:: Task goal ::
Without including the pictures, copy out every line below.

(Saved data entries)
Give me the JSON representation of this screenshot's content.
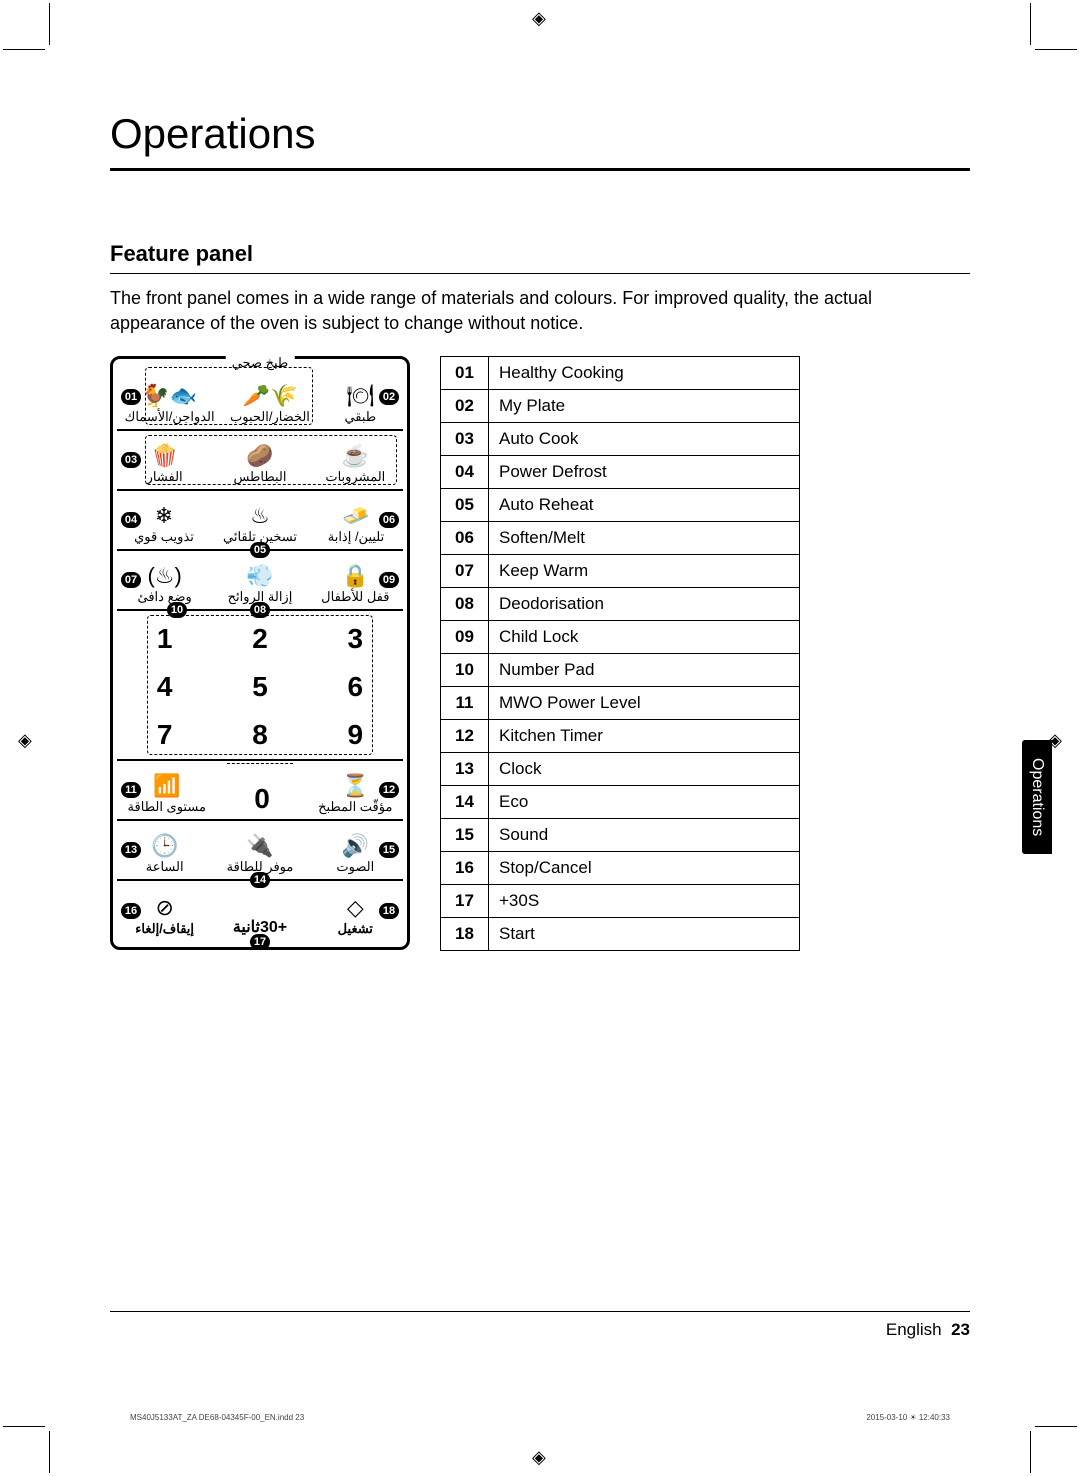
{
  "title": "Operations",
  "subtitle": "Feature panel",
  "intro": "The front panel comes in a wide range of materials and colours. For improved quality, the actual appearance of the oven is subject to change without notice.",
  "side_tab": "Operations",
  "footer_lang": "English",
  "footer_page": "23",
  "print_info_left": "MS40J5133AT_ZA DE68-04345F-00_EN.indd   23",
  "print_info_right": "2015-03-10   ☀ 12:40:33",
  "panel": {
    "row1_top": "طبخ صحي",
    "row1": {
      "c01": "01",
      "lbl1": "الدواجن/الأسماك",
      "lbl2": "الخضار/الحبوب",
      "c02": "02",
      "lbl3": "طبقي"
    },
    "row2": {
      "c03": "03",
      "lbl1": "الفشار",
      "lbl2": "البطاطس",
      "lbl3": "المشروبات"
    },
    "row3": {
      "c04": "04",
      "lbl1": "تذويب قوي",
      "c05": "05",
      "lbl2": "تسخين تلقائي",
      "c06": "06",
      "lbl3": "تليين/ إذابة"
    },
    "row4": {
      "c07": "07",
      "lbl1": "وضع دافئ",
      "c08": "08",
      "lbl2": "إزالة الروائح",
      "c09": "09",
      "lbl3": "قفل للأطفال"
    },
    "row5": {
      "c10": "10",
      "n1": "1",
      "n2": "2",
      "n3": "3",
      "n4": "4",
      "n5": "5",
      "n6": "6",
      "n7": "7",
      "n8": "8",
      "n9": "9"
    },
    "row6": {
      "c11": "11",
      "lbl1": "مستوى الطاقة",
      "n0": "0",
      "c12": "12",
      "lbl3": "مؤقّت المطبخ"
    },
    "row7": {
      "c13": "13",
      "lbl1": "الساعة",
      "c14": "14",
      "lbl2": "موفر للطاقة",
      "c15": "15",
      "lbl3": "الصوت"
    },
    "row8": {
      "c16": "16",
      "lbl1": "إيقاف/إلغاء",
      "c17": "17",
      "lbl2": "+30ثانية",
      "c18": "18",
      "lbl3": "تشغيل"
    }
  },
  "features": [
    {
      "num": "01",
      "label": "Healthy Cooking"
    },
    {
      "num": "02",
      "label": "My Plate"
    },
    {
      "num": "03",
      "label": "Auto Cook"
    },
    {
      "num": "04",
      "label": "Power Defrost"
    },
    {
      "num": "05",
      "label": "Auto Reheat"
    },
    {
      "num": "06",
      "label": "Soften/Melt"
    },
    {
      "num": "07",
      "label": "Keep Warm"
    },
    {
      "num": "08",
      "label": "Deodorisation"
    },
    {
      "num": "09",
      "label": "Child Lock"
    },
    {
      "num": "10",
      "label": "Number Pad"
    },
    {
      "num": "11",
      "label": "MWO Power Level"
    },
    {
      "num": "12",
      "label": "Kitchen Timer"
    },
    {
      "num": "13",
      "label": "Clock"
    },
    {
      "num": "14",
      "label": "Eco"
    },
    {
      "num": "15",
      "label": "Sound"
    },
    {
      "num": "16",
      "label": "Stop/Cancel"
    },
    {
      "num": "17",
      "label": "+30S"
    },
    {
      "num": "18",
      "label": "Start"
    }
  ]
}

:: Exercise solution ::
Give me the JSON representation of this screenshot's content.
{
  "title": "Operations",
  "subtitle": "Feature panel",
  "intro": "The front panel comes in a wide range of materials and colours. For improved quality, the actual appearance of the oven is subject to change without notice.",
  "side_tab": "Operations",
  "footer_lang": "English",
  "footer_page": "23",
  "print_info_left": "MS40J5133AT_ZA DE68-04345F-00_EN.indd   23",
  "print_info_right": "2015-03-10   ☀ 12:40:33",
  "panel": {
    "row1_top": "طبخ صحي",
    "row1": {
      "c01": "01",
      "lbl1": "الدواجن/الأسماك",
      "lbl2": "الخضار/الحبوب",
      "c02": "02",
      "lbl3": "طبقي"
    },
    "row2": {
      "c03": "03",
      "lbl1": "الفشار",
      "lbl2": "البطاطس",
      "lbl3": "المشروبات"
    },
    "row3": {
      "c04": "04",
      "lbl1": "تذويب قوي",
      "c05": "05",
      "lbl2": "تسخين تلقائي",
      "c06": "06",
      "lbl3": "تليين/ إذابة"
    },
    "row4": {
      "c07": "07",
      "lbl1": "وضع دافئ",
      "c08": "08",
      "lbl2": "إزالة الروائح",
      "c09": "09",
      "lbl3": "قفل للأطفال"
    },
    "row5": {
      "c10": "10",
      "n1": "1",
      "n2": "2",
      "n3": "3",
      "n4": "4",
      "n5": "5",
      "n6": "6",
      "n7": "7",
      "n8": "8",
      "n9": "9"
    },
    "row6": {
      "c11": "11",
      "lbl1": "مستوى الطاقة",
      "n0": "0",
      "c12": "12",
      "lbl3": "مؤقّت المطبخ"
    },
    "row7": {
      "c13": "13",
      "lbl1": "الساعة",
      "c14": "14",
      "lbl2": "موفر للطاقة",
      "c15": "15",
      "lbl3": "الصوت"
    },
    "row8": {
      "c16": "16",
      "lbl1": "إيقاف/إلغاء",
      "c17": "17",
      "lbl2": "+30ثانية",
      "c18": "18",
      "lbl3": "تشغيل"
    }
  },
  "features": [
    {
      "num": "01",
      "label": "Healthy Cooking"
    },
    {
      "num": "02",
      "label": "My Plate"
    },
    {
      "num": "03",
      "label": "Auto Cook"
    },
    {
      "num": "04",
      "label": "Power Defrost"
    },
    {
      "num": "05",
      "label": "Auto Reheat"
    },
    {
      "num": "06",
      "label": "Soften/Melt"
    },
    {
      "num": "07",
      "label": "Keep Warm"
    },
    {
      "num": "08",
      "label": "Deodorisation"
    },
    {
      "num": "09",
      "label": "Child Lock"
    },
    {
      "num": "10",
      "label": "Number Pad"
    },
    {
      "num": "11",
      "label": "MWO Power Level"
    },
    {
      "num": "12",
      "label": "Kitchen Timer"
    },
    {
      "num": "13",
      "label": "Clock"
    },
    {
      "num": "14",
      "label": "Eco"
    },
    {
      "num": "15",
      "label": "Sound"
    },
    {
      "num": "16",
      "label": "Stop/Cancel"
    },
    {
      "num": "17",
      "label": "+30S"
    },
    {
      "num": "18",
      "label": "Start"
    }
  ]
}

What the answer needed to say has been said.